> [EXERCISE INSTRUCTIONS]
Copy the entries out again in full.

Data about app and page elements
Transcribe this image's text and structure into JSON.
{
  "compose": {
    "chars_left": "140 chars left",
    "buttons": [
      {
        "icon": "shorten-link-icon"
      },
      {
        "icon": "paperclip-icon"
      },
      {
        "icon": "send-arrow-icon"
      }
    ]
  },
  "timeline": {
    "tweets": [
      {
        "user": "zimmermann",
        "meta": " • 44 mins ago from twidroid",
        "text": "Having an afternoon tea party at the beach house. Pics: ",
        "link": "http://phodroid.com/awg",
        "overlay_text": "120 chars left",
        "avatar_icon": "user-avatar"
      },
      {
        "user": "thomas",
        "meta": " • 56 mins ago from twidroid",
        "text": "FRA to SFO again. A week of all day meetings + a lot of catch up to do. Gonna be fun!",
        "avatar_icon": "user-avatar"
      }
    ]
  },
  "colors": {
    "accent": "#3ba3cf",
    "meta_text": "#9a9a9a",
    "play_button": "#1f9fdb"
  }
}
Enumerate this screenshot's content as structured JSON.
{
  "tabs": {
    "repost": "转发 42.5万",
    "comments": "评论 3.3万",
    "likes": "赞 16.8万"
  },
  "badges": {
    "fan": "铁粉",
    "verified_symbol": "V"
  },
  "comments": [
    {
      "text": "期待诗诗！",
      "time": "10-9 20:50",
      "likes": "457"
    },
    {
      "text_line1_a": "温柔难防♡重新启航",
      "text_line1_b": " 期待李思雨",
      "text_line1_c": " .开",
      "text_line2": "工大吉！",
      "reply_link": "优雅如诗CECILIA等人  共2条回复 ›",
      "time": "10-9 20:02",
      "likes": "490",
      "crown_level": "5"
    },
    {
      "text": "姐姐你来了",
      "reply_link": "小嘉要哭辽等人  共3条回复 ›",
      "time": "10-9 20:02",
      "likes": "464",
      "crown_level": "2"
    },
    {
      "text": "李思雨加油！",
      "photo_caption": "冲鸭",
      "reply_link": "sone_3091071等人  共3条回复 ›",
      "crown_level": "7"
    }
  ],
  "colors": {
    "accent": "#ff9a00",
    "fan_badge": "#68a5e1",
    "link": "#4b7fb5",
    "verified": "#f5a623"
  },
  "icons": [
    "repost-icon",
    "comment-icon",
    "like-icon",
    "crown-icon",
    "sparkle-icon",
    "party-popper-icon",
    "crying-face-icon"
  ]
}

> [RESULT OF THE EXERCISE]
Transcribe this image's text and structure into JSON.
{
  "compose": {
    "chars_left": "140 chars left",
    "buttons": [
      {
        "icon": "shorten-link-icon"
      },
      {
        "icon": "paperclip-icon"
      },
      {
        "icon": "send-arrow-icon"
      }
    ]
  },
  "timeline": {
    "tweets": [
      {
        "user": "zimmermann",
        "meta": " • 44 mins ago from twidroid",
        "text": "Having an afternoon tea party at the beach house. Pics: ",
        "link": "http://phodroid.com/awg",
        "overlay_text": "120 chars left",
        "avatar_icon": "user-avatar"
      },
      {
        "user": "thomas",
        "meta": " • 56 mins ago from twidroid",
        "text": "FRA to SFO again. A week of all day meetings + a lot of catch up to do. Gonna be fun!",
        "avatar_icon": "user-avatar"
      }
    ]
  },
  "colors": {
    "accent": "#3ba3cf",
    "meta_text": "#9a9a9a",
    "play_button": "#1f9fdb"
  }
}
Enumerate this screenshot's content as structured JSON.
{
  "tabs": {
    "repost": "转发 42.5万",
    "comments": "评论 3.3万",
    "likes": "赞 16.8万"
  },
  "badges": {
    "fan": "铁粉",
    "verified_symbol": "V"
  },
  "comments": [
    {
      "text": "期待诗诗！",
      "time": "10-9 20:50",
      "likes": "457"
    },
    {
      "text_line1_a": "温柔难防♡重新启航",
      "text_line1_b": " 期待李思雨",
      "text_line1_c": " .开",
      "text_line2": "工大吉！",
      "reply_link": "优雅如诗CECILIA等人  共2条回复 ›",
      "time": "10-9 20:02",
      "likes": "490",
      "crown_level": "5"
    },
    {
      "text": "姐姐你来了",
      "reply_link": "小嘉要哭辽等人  共3条回复 ›",
      "time": "10-9 20:02",
      "likes": "464",
      "crown_level": "2"
    },
    {
      "text": "李思雨加油！",
      "photo_caption": "冲鸭",
      "reply_link": "sone_3091071等人  共3条回复 ›",
      "crown_level": "7"
    }
  ],
  "colors": {
    "accent": "#ff9a00",
    "fan_badge": "#68a5e1",
    "link": "#4b7fb5",
    "verified": "#f5a623"
  },
  "icons": [
    "repost-icon",
    "comment-icon",
    "like-icon",
    "crown-icon",
    "sparkle-icon",
    "party-popper-icon",
    "crying-face-icon"
  ]
}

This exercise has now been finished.